And he reveals that at times, fixing a complicated issue can be done with simple household items like chopsticks and a toothbrush.As he lifts the casing of the drowned Nikon D750, he scans the motherboard with his eye loop and makes his diagnosis. His treatment for a corroded motherboard is simple - detach it from the body, and clean it with a disposable chopstick wrapped with tissue paper dampened with lighter fluid.“Once it’s flooded, service centres usually won’t touch anything.“I’m a fan of old stuff - my PC is from my friend, this screen is from another friend.
It was at school that Mr Hilos realised his curiosity for mechanics could get him further in life.

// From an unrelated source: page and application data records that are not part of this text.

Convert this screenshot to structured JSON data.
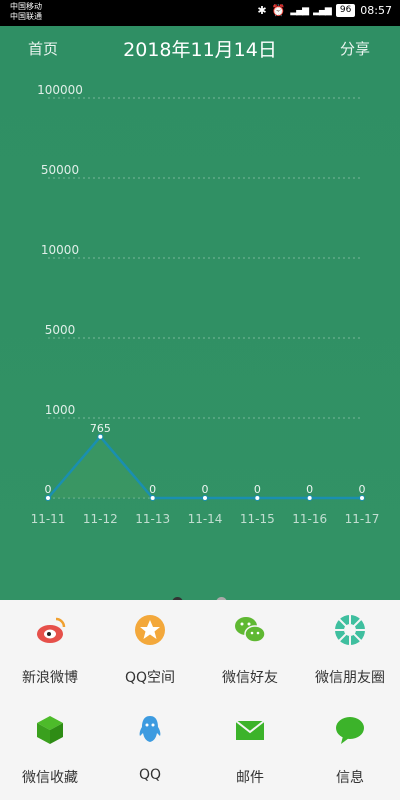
{
  "status": {
    "carrier1": "中国移动",
    "carrier2": "中国联通",
    "battery": "96",
    "time": "08:57"
  },
  "appbar": {
    "home": "首页",
    "title": "2018年11月14日",
    "share": "分享"
  },
  "chart_data": {
    "type": "line",
    "yticks": [
      "100000",
      "50000",
      "10000",
      "5000",
      "1000"
    ],
    "x": [
      "11-11",
      "11-12",
      "11-13",
      "11-14",
      "11-15",
      "11-16",
      "11-17"
    ],
    "values": [
      0,
      765,
      0,
      0,
      0,
      0,
      0
    ],
    "data_labels": [
      "0",
      "765",
      "0",
      "0",
      "0",
      "0",
      "0"
    ],
    "y_scale": "non-linear",
    "grid": true,
    "line_color": "#1a8fb0"
  },
  "share_items": [
    {
      "label": "新浪微博",
      "icon": "weibo-icon"
    },
    {
      "label": "QQ空间",
      "icon": "qzone-icon"
    },
    {
      "label": "微信好友",
      "icon": "wechat-icon"
    },
    {
      "label": "微信朋友圈",
      "icon": "moments-icon"
    },
    {
      "label": "微信收藏",
      "icon": "wechat-favorites-icon"
    },
    {
      "label": "QQ",
      "icon": "qq-icon"
    },
    {
      "label": "邮件",
      "icon": "mail-icon"
    },
    {
      "label": "信息",
      "icon": "message-icon"
    }
  ],
  "colors": {
    "background": "#2f8f64",
    "panel": "#f5f5f5"
  }
}
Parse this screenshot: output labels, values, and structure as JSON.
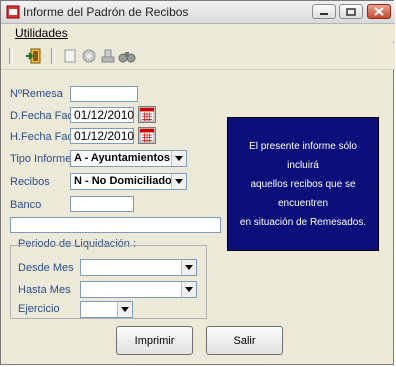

Constantly topping his class in science and physics, he decided to leave his hometown for Manila, where he took up a degree in electronics and communications engineering.
A CHILDHOOD OBSESSION Mr Hilos is an electronics and communications engineer by profession, but his penchant for precision in machinery is something he seems to have been born with.
As a child, he developed a peculiar obsession that drove his parents crazy - every time he was given a new toy, his first instinct was to destroy it.
From simple plastic gadgets to electronic toy cars, they all ended up in pieces.
Little did his parents know that these play sessions developed his basic understanding of mechanics.
His sentiment echoes an emerging movement against the buy-and-throw-away culture, where more people are choosing to repair rather than replace their faulty gadgets. Sometimes even when things are not broken, people tend to replace.“But then again I have customers who love beautiful cameras. He sees clients who have been turned away because the centre stopped carrying the parts for their model, which could be as recent as five years old.
(Learn more about this here: Repair Kopitiam)For instance, Mr Hilos speaks proudly of a Nikon D300 which he bought for S. So naturally, for many consumers, the easy option is to buy a newer model.
Over time, he started receiving so many repair requests that he had to start turning people away. Sometimes, even technicians pass things to me,” he added.